> _Work request_:
Please copy out every line of the listing below in which the word "data" appears.
'''
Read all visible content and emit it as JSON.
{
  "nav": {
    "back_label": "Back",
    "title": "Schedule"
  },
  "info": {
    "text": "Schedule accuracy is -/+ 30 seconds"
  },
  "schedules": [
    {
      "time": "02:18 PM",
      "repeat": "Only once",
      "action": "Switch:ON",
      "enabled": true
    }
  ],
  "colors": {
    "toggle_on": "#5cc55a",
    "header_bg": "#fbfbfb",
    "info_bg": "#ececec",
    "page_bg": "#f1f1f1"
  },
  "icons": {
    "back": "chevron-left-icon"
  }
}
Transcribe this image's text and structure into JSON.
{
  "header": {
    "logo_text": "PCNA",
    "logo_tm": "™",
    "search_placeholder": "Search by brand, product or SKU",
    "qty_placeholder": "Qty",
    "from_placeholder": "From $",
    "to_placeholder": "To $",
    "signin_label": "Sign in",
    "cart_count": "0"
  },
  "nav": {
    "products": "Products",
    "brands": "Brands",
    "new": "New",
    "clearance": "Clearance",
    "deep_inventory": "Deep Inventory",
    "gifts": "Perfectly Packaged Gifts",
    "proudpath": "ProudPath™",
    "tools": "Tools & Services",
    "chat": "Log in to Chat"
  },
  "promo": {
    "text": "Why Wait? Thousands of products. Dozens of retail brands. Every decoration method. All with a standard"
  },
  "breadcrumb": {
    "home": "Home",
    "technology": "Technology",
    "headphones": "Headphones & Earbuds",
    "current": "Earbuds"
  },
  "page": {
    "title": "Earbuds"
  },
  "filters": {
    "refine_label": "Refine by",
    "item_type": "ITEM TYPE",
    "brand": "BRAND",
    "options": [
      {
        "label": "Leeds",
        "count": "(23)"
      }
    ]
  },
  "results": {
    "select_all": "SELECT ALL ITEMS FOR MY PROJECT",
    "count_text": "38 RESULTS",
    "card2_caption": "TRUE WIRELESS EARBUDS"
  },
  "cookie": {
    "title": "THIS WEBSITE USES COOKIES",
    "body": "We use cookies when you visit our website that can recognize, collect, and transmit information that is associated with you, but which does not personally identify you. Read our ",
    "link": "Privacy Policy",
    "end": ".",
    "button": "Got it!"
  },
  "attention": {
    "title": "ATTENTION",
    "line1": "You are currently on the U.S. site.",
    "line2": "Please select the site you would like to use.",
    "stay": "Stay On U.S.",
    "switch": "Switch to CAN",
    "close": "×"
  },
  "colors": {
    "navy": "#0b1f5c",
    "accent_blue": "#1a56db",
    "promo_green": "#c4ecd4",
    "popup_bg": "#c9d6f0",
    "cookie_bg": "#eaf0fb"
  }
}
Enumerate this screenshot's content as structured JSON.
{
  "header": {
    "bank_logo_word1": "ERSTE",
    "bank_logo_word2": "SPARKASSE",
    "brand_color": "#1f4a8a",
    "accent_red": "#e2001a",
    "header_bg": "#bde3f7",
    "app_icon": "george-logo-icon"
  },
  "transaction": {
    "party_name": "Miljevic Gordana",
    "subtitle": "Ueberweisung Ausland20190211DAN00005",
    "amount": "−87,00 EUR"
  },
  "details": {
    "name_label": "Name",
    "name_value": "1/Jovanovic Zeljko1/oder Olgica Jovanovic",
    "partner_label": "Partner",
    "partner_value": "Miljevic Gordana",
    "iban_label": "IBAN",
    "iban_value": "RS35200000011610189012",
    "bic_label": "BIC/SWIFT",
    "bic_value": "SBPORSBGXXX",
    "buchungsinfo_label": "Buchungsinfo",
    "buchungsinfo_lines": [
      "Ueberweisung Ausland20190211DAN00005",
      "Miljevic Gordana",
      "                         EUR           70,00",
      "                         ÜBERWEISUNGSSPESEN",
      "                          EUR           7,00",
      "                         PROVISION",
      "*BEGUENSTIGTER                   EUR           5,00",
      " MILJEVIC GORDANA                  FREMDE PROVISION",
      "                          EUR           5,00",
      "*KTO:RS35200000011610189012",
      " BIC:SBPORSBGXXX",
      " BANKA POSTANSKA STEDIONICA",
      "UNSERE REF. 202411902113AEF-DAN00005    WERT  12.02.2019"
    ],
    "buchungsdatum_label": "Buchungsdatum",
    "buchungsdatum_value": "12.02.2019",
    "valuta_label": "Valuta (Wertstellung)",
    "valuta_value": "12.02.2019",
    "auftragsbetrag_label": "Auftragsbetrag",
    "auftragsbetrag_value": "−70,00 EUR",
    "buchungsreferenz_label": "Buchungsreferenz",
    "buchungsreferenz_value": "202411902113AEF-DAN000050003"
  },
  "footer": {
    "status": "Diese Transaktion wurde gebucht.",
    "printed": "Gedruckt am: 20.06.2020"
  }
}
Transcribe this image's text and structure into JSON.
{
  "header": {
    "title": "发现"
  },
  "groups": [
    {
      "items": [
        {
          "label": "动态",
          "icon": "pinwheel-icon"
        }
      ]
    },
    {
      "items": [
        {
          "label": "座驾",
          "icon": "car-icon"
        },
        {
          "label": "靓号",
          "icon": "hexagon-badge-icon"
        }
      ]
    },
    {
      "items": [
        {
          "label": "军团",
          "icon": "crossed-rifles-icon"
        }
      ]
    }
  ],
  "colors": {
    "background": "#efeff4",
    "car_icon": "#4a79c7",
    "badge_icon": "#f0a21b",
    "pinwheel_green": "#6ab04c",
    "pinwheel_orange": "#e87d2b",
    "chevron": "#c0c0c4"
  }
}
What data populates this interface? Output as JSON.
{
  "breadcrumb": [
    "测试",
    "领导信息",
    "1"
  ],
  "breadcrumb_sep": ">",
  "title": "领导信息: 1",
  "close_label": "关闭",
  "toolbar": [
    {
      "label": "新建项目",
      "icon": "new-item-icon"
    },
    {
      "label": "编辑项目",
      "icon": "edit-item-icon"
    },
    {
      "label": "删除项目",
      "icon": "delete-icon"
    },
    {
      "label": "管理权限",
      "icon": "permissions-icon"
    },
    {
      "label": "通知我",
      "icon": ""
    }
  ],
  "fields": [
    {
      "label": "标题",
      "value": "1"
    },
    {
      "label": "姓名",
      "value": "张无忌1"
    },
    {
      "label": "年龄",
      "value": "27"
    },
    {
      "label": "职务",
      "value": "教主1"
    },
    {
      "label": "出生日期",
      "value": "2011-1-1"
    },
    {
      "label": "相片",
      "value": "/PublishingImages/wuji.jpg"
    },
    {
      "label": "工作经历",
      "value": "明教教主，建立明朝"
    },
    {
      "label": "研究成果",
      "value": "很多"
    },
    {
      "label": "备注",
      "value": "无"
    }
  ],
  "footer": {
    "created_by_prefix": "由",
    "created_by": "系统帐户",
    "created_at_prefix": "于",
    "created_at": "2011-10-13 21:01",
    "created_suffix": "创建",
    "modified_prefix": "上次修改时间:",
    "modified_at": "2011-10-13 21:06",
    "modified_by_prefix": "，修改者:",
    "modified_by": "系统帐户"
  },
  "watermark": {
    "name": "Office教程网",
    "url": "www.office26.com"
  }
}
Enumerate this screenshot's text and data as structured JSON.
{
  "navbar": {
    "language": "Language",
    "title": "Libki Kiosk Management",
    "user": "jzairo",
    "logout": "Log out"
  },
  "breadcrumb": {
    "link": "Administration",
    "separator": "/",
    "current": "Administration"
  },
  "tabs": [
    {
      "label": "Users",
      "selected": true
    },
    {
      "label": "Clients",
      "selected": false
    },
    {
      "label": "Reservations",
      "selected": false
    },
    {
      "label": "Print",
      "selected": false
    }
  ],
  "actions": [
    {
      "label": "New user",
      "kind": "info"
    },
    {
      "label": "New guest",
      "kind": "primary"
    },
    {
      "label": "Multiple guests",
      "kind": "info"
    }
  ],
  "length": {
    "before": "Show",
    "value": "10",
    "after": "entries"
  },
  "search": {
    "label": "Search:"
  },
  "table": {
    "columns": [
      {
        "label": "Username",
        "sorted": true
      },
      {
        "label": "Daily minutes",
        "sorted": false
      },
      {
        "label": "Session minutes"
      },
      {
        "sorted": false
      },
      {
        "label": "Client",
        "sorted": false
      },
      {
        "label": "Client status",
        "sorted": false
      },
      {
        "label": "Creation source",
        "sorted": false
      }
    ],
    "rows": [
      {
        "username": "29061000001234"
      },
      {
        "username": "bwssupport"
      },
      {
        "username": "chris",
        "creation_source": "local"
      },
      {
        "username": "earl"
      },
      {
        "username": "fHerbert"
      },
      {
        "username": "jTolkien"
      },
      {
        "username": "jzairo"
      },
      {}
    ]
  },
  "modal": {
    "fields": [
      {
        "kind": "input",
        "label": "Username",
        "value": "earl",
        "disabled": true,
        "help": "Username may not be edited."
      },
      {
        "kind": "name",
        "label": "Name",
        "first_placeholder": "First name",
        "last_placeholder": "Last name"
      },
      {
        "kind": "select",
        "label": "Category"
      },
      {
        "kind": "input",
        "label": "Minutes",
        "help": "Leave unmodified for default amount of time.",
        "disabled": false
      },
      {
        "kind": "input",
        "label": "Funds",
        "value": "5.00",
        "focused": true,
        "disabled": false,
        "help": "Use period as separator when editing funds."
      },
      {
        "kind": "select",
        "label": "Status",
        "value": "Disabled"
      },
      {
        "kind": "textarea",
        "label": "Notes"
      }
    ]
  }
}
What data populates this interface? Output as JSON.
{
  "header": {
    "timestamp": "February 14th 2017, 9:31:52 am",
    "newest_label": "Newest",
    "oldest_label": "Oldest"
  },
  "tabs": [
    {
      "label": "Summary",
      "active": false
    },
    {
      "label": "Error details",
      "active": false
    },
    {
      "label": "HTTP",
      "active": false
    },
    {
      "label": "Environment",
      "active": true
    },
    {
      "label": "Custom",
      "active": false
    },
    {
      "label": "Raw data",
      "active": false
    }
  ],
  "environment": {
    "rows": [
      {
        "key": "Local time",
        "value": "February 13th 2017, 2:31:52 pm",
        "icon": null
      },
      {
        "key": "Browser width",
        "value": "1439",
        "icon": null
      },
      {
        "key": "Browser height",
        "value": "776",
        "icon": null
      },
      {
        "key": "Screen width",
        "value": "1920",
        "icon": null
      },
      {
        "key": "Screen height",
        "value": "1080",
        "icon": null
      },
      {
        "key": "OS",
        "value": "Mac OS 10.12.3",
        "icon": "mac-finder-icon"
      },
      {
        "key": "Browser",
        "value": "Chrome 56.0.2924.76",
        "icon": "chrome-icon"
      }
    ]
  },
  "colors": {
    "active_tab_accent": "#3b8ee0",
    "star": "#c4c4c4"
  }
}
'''
> _Written reply_:
What data populates this interface? Output as JSON.
Enumerate this screenshot's text and data as structured JSON.
What data populates this interface? Output as JSON.
      "label": "Raw data",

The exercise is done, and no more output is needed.